Jackie Peterson, a Seattle-based exhibit developer and independent curator, is passionate about the ways exhibits can tell important stories in ways that are compelling to the public. Jackie grounds her practice on the trust she develops with communities whose stories she’s working to tell. Her research and development process adds another layer to the necessity of community engagement in cultural work. In particular, Jackie is invested in telling stories that benefit the black community and add nuance to the public’s understanding of African-American history. Like many of us invested in cultural organizations and museums, this work is deeply personal to her.

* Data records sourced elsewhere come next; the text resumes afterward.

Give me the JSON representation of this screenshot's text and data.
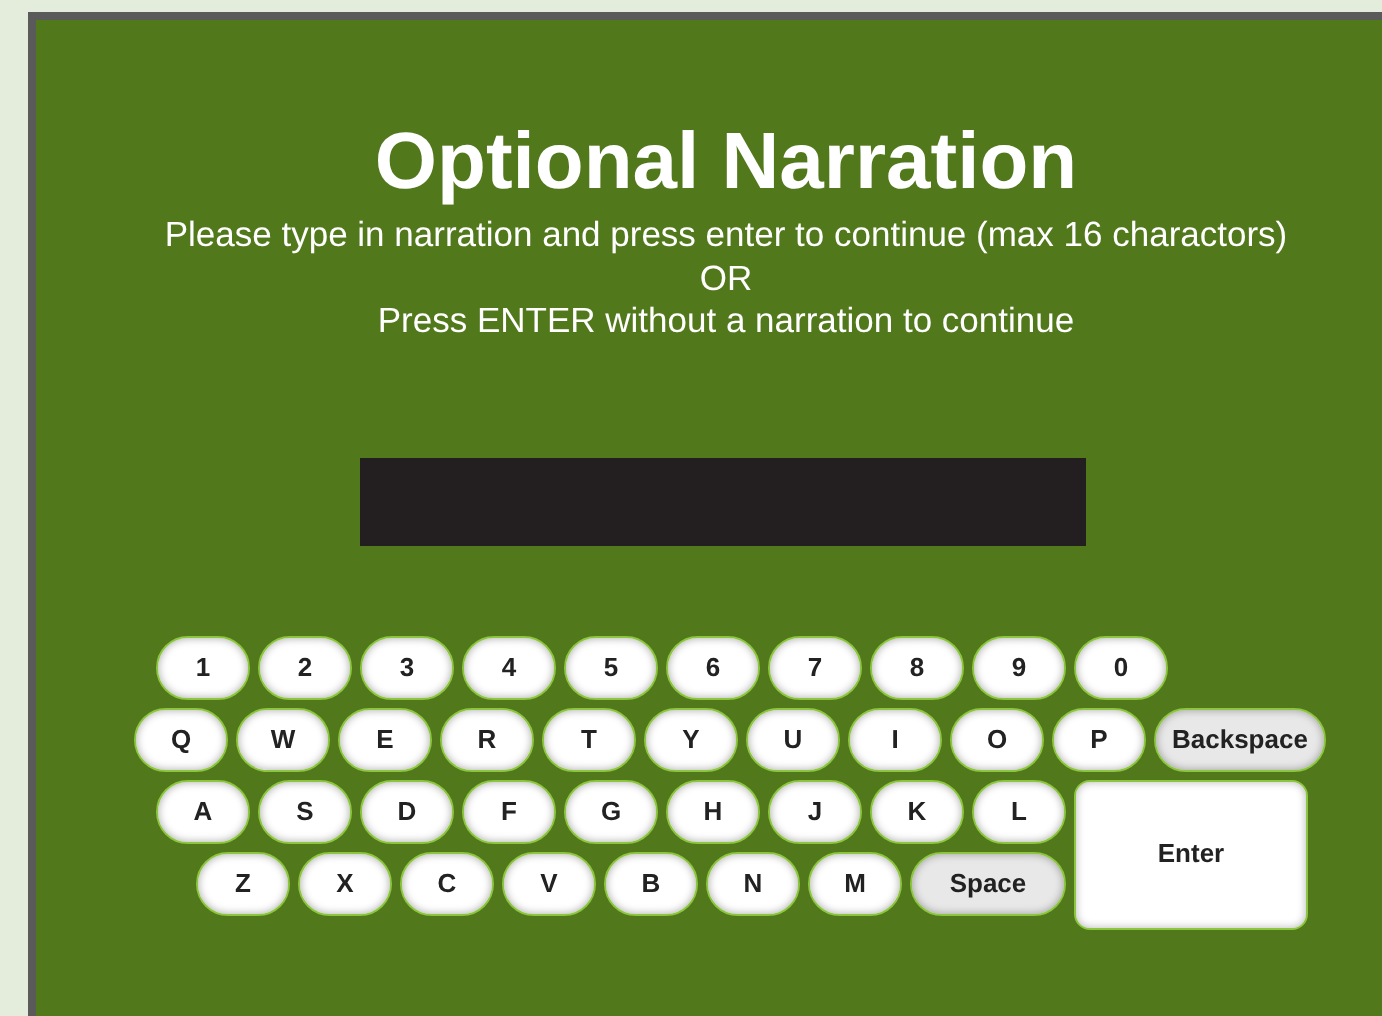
{
  "title": "Optional Narration",
  "instructions": [
    "Please type in narration and press enter to continue (max 16 charactors)",
    "OR",
    "Press ENTER without a narration to continue"
  ],
  "keyboard": {
    "rows": [
      [
        {
          "label": "1",
          "kind": "char"
        },
        {
          "label": "2",
          "kind": "char"
        },
        {
          "label": "3",
          "kind": "char"
        },
        {
          "label": "4",
          "kind": "char"
        },
        {
          "label": "5",
          "kind": "char"
        },
        {
          "label": "6",
          "kind": "char"
        },
        {
          "label": "7",
          "kind": "char"
        },
        {
          "label": "8",
          "kind": "char"
        },
        {
          "label": "9",
          "kind": "char"
        },
        {
          "label": "0",
          "kind": "char"
        }
      ],
      [
        {
          "label": "Q",
          "kind": "char"
        },
        {
          "label": "W",
          "kind": "char"
        },
        {
          "label": "E",
          "kind": "char"
        },
        {
          "label": "R",
          "kind": "char"
        },
        {
          "label": "T",
          "kind": "char"
        },
        {
          "label": "Y",
          "kind": "char"
        },
        {
          "label": "U",
          "kind": "char"
        },
        {
          "label": "I",
          "kind": "char"
        },
        {
          "label": "O",
          "kind": "char"
        },
        {
          "label": "P",
          "kind": "char"
        }
      ],
      [
        {
          "label": "A",
          "kind": "char"
        },
        {
          "label": "S",
          "kind": "char"
        },
        {
          "label": "D",
          "kind": "char"
        },
        {
          "label": "F",
          "kind": "char"
        },
        {
          "label": "G",
          "kind": "char"
        },
        {
          "label": "H",
          "kind": "char"
        },
        {
          "label": "J",
          "kind": "char"
        },
        {
          "label": "K",
          "kind": "char"
        },
        {
          "label": "L",
          "kind": "char"
        }
      ],
      [
        {
          "label": "Z",
          "kind": "char"
        },
        {
          "label": "X",
          "kind": "char"
        },
        {
          "label": "C",
          "kind": "char"
        },
        {
          "label": "V",
          "kind": "char"
        },
        {
          "label": "B",
          "kind": "char"
        },
        {
          "label": "N",
          "kind": "char"
        },
        {
          "label": "M",
          "kind": "char"
        }
      ]
    ],
    "backspace_key": {
      "label": "Backspace",
      "kind": "special"
    },
    "space_key": {
      "label": "Space",
      "kind": "special"
    },
    "enter_key": {
      "label": "Enter",
      "kind": "enter"
    }
  }
}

After spending much of her early career in nonprofit fundraising and working with the NYC Department of Education and teacher certification, Jackie realized that she truly belonged in a creative industry. She landed in the museum field mostly by luck, but ultimately discovered that it combined all of the things about which she was truly passionate: lifelong learning and education, social history and storytelling, and creativity. Jackie holds undergraduate degrees in English and History from Georgetown University (Washington, DC), and has pursued graduate-level coursework in Museum Studies from New York University.
Two Undiscovered Amerindians Visit the West, performance by Guillermo Gómez-Peña and Coco Fusco (1992)
Northwest African American Museum's Voices of the Manhattan Project
Follow Jackie on twitter @jp_exhibitsvcs